Task details: Exact copies of all the lines below are required.

Data extracts:
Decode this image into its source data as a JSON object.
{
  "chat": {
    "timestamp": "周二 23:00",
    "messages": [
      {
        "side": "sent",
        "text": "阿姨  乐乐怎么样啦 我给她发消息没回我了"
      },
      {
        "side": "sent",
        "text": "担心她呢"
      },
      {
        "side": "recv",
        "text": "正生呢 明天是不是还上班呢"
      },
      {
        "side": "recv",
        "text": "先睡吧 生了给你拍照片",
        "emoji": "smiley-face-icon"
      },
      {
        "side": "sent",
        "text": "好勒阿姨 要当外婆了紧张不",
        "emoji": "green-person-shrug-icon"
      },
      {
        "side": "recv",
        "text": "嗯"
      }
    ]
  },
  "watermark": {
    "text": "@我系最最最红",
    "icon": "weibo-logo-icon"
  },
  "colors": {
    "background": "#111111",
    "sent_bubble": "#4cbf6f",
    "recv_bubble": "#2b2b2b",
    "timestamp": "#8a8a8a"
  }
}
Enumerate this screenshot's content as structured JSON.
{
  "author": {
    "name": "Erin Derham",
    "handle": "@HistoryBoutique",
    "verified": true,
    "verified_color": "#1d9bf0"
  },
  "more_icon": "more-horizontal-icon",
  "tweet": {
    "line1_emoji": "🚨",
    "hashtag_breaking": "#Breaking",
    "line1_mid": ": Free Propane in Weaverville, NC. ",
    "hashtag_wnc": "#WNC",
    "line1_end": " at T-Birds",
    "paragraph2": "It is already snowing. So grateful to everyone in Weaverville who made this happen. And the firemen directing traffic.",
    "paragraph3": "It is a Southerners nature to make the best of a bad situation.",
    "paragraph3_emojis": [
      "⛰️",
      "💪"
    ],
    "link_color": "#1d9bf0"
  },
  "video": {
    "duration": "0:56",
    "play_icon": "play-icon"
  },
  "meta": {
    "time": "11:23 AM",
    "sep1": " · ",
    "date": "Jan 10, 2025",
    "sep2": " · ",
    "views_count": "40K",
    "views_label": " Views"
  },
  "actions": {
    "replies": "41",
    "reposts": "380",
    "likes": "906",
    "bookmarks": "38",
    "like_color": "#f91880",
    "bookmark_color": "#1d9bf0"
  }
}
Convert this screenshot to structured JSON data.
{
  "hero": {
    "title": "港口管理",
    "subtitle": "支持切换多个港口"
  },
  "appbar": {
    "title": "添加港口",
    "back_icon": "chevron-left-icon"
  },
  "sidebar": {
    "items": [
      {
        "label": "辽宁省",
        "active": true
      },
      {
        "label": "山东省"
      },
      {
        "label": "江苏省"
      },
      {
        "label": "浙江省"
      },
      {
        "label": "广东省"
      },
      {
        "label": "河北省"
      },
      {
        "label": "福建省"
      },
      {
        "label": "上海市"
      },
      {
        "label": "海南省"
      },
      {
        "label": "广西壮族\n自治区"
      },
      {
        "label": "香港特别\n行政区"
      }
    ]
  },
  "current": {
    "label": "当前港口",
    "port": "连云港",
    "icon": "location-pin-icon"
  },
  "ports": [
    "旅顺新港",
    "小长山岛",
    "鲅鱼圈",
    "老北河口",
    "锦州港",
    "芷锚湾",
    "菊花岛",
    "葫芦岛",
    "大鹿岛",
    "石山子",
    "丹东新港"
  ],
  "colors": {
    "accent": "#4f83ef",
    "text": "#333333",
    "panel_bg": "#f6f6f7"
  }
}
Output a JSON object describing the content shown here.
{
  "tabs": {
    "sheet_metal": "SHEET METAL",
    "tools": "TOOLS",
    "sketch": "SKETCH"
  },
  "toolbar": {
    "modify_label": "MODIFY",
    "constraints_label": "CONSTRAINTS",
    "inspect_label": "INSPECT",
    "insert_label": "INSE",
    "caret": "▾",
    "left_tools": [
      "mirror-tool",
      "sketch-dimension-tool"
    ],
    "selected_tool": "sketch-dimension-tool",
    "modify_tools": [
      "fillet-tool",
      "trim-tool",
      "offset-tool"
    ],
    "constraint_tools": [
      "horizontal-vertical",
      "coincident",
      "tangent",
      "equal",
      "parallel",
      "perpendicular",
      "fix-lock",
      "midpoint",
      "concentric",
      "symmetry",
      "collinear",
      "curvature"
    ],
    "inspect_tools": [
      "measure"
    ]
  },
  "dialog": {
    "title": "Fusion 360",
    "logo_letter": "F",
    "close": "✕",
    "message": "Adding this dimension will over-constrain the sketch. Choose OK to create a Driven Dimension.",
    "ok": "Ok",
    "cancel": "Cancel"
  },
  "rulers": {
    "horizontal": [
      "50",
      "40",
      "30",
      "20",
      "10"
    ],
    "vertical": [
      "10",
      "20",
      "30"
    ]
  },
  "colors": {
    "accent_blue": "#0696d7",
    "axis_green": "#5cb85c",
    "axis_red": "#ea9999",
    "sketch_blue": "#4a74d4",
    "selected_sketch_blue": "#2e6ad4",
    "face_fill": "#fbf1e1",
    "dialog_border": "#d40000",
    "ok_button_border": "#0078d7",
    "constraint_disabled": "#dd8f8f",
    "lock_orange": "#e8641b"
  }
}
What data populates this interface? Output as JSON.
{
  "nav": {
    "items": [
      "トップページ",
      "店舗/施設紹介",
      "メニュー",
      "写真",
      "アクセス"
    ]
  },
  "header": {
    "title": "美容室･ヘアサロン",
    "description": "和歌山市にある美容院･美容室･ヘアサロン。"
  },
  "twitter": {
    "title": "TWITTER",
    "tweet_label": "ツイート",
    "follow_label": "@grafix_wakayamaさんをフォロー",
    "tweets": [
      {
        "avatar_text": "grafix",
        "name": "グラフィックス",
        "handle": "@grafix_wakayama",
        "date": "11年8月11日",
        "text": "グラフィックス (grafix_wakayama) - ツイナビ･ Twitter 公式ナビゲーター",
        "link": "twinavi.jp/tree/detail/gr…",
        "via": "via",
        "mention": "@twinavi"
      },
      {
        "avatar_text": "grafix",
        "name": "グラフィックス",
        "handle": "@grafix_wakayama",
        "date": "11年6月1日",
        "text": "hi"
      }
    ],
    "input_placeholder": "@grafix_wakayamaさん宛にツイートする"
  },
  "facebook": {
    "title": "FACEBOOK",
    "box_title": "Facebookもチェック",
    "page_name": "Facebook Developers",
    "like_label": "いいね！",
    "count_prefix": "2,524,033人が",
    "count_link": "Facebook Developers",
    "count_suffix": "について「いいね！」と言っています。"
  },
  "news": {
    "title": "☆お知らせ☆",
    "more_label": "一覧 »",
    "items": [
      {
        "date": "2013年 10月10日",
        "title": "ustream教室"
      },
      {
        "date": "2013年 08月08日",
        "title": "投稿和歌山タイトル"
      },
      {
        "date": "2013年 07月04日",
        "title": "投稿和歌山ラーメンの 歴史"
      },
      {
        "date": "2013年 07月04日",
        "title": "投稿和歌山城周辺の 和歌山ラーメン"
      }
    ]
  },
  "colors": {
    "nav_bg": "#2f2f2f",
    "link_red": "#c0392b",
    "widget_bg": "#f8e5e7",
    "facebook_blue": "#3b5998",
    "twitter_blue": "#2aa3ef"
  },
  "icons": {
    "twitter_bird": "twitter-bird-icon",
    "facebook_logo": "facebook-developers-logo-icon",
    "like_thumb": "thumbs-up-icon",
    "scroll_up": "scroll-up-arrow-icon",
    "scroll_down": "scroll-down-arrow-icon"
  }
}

Output below:
Decode this image into its source data as a JSON object.
{
  "chat": {
    "timestamp": "周二 23:00",
    "messages": [
      {
        "side": "sent",
        "text": "阿姨  乐乐怎么样啦 我给她发消息没回我了"
      },
      {
        "side": "sent",
        "text": "担心她呢"
      },
      {
        "side": "recv",
        "text": "正生呢 明天是不是还上班呢"
      },
      {
        "side": "recv",
        "text": "先睡吧 生了给你拍照片",
        "emoji": "smiley-face-icon"
      },
      {
        "side": "sent",
        "text": "好勒阿姨 要当外婆了紧张不",
        "emoji": "green-person-shrug-icon"
      },
      {
        "side": "recv",
        "text": "嗯"
      }
    ]
  },
  "watermark": {
    "text": "@我系最最最红",
    "icon": "weibo-logo-icon"
  },
  "colors": {
    "background": "#111111",
    "sent_bubble": "#4cbf6f",
    "recv_bubble": "#2b2b2b",
    "timestamp": "#8a8a8a"
  }
}
Enumerate this screenshot's content as structured JSON.
{
  "author": {
    "name": "Erin Derham",
    "handle": "@HistoryBoutique",
    "verified": true,
    "verified_color": "#1d9bf0"
  },
  "more_icon": "more-horizontal-icon",
  "tweet": {
    "line1_emoji": "🚨",
    "hashtag_breaking": "#Breaking",
    "line1_mid": ": Free Propane in Weaverville, NC. ",
    "hashtag_wnc": "#WNC",
    "line1_end": " at T-Birds",
    "paragraph2": "It is already snowing. So grateful to everyone in Weaverville who made this happen. And the firemen directing traffic.",
    "paragraph3": "It is a Southerners nature to make the best of a bad situation.",
    "paragraph3_emojis": [
      "⛰️",
      "💪"
    ],
    "link_color": "#1d9bf0"
  },
  "video": {
    "duration": "0:56",
    "play_icon": "play-icon"
  },
  "meta": {
    "time": "11:23 AM",
    "sep1": " · ",
    "date": "Jan 10, 2025",
    "sep2": " · ",
    "views_count": "40K",
    "views_label": " Views"
  },
  "actions": {
    "replies": "41",
    "reposts": "380",
    "likes": "906",
    "bookmarks": "38",
    "like_color": "#f91880",
    "bookmark_color": "#1d9bf0"
  }
}
Convert this screenshot to structured JSON data.
{
  "hero": {
    "title": "港口管理",
    "subtitle": "支持切换多个港口"
  },
  "appbar": {
    "title": "添加港口",
    "back_icon": "chevron-left-icon"
  },
  "sidebar": {
    "items": [
      {
        "label": "辽宁省",
        "active": true
      },
      {
        "label": "山东省"
      },
      {
        "label": "江苏省"
      },
      {
        "label": "浙江省"
      },
      {
        "label": "广东省"
      },
      {
        "label": "河北省"
      },
      {
        "label": "福建省"
      },
      {
        "label": "上海市"
      },
      {
        "label": "海南省"
      },
      {
        "label": "广西壮族\n自治区"
      },
      {
        "label": "香港特别\n行政区"
      }
    ]
  },
  "current": {
    "label": "当前港口",
    "port": "连云港",
    "icon": "location-pin-icon"
  },
  "ports": [
    "旅顺新港",
    "小长山岛",
    "鲅鱼圈",
    "老北河口",
    "锦州港",
    "芷锚湾",
    "菊花岛",
    "葫芦岛",
    "大鹿岛",
    "石山子",
    "丹东新港"
  ],
  "colors": {
    "accent": "#4f83ef",
    "text": "#333333",
    "panel_bg": "#f6f6f7"
  }
}
Output a JSON object describing the content shown here.
{
  "tabs": {
    "sheet_metal": "SHEET METAL",
    "tools": "TOOLS",
    "sketch": "SKETCH"
  },
  "toolbar": {
    "modify_label": "MODIFY",
    "constraints_label": "CONSTRAINTS",
    "inspect_label": "INSPECT",
    "insert_label": "INSE",
    "caret": "▾",
    "left_tools": [
      "mirror-tool",
      "sketch-dimension-tool"
    ],
    "selected_tool": "sketch-dimension-tool",
    "modify_tools": [
      "fillet-tool",
      "trim-tool",
      "offset-tool"
    ],
    "constraint_tools": [
      "horizontal-vertical",
      "coincident",
      "tangent",
      "equal",
      "parallel",
      "perpendicular",
      "fix-lock",
      "midpoint",
      "concentric",
      "symmetry",
      "collinear",
      "curvature"
    ],
    "inspect_tools": [
      "measure"
    ]
  },
  "dialog": {
    "title": "Fusion 360",
    "logo_letter": "F",
    "close": "✕",
    "message": "Adding this dimension will over-constrain the sketch. Choose OK to create a Driven Dimension.",
    "ok": "Ok",
    "cancel": "Cancel"
  },
  "rulers": {
    "horizontal": [
      "50",
      "40",
      "30",
      "20",
      "10"
    ],
    "vertical": [
      "10",
      "20",
      "30"
    ]
  },
  "colors": {
    "accent_blue": "#0696d7",
    "axis_green": "#5cb85c",
    "axis_red": "#ea9999",
    "sketch_blue": "#4a74d4",
    "selected_sketch_blue": "#2e6ad4",
    "face_fill": "#fbf1e1",
    "dialog_border": "#d40000",
    "ok_button_border": "#0078d7",
    "constraint_disabled": "#dd8f8f",
    "lock_orange": "#e8641b"
  }
}
What data populates this interface? Output as JSON.
{
  "nav": {
    "items": [
      "トップページ",
      "店舗/施設紹介",
      "メニュー",
      "写真",
      "アクセス"
    ]
  },
  "header": {
    "title": "美容室･ヘアサロン",
    "description": "和歌山市にある美容院･美容室･ヘアサロン。"
  },
  "twitter": {
    "title": "TWITTER",
    "tweet_label": "ツイート",
    "follow_label": "@grafix_wakayamaさんをフォロー",
    "tweets": [
      {
        "avatar_text": "grafix",
        "name": "グラフィックス",
        "handle": "@grafix_wakayama",
        "date": "11年8月11日",
        "text": "グラフィックス (grafix_wakayama) - ツイナビ･ Twitter 公式ナビゲーター",
        "link": "twinavi.jp/tree/detail/gr…",
        "via": "via",
        "mention": "@twinavi"
      },
      {
        "avatar_text": "grafix",
        "name": "グラフィックス",
        "handle": "@grafix_wakayama",
        "date": "11年6月1日",
        "text": "hi"
      }
    ],
    "input_placeholder": "@grafix_wakayamaさん宛にツイートする"
  },
  "facebook": {
    "title": "FACEBOOK",
    "box_title": "Facebookもチェック",
    "page_name": "Facebook Developers",
    "like_label": "いいね！",
    "count_prefix": "2,524,033人が",
    "count_link": "Facebook Developers",
    "count_suffix": "について「いいね！」と言っています。"
  },
  "news": {
    "title": "☆お知らせ☆",
    "more_label": "一覧 »",
    "items": [
      {
        "date": "2013年 10月10日",
        "title": "ustream教室"
      },
      {
        "date": "2013年 08月08日",
        "title": "投稿和歌山タイトル"
      },
      {
        "date": "2013年 07月04日",
        "title": "投稿和歌山ラーメンの 歴史"
      },
      {
        "date": "2013年 07月04日",
        "title": "投稿和歌山城周辺の 和歌山ラーメン"
      }
    ]
  },
  "colors": {
    "nav_bg": "#2f2f2f",
    "link_red": "#c0392b",
    "widget_bg": "#f8e5e7",
    "facebook_blue": "#3b5998",
    "twitter_blue": "#2aa3ef"
  },
  "icons": {
    "twitter_bird": "twitter-bird-icon",
    "facebook_logo": "facebook-developers-logo-icon",
    "like_thumb": "thumbs-up-icon",
    "scroll_up": "scroll-up-arrow-icon",
    "scroll_down": "scroll-down-arrow-icon"
  }
}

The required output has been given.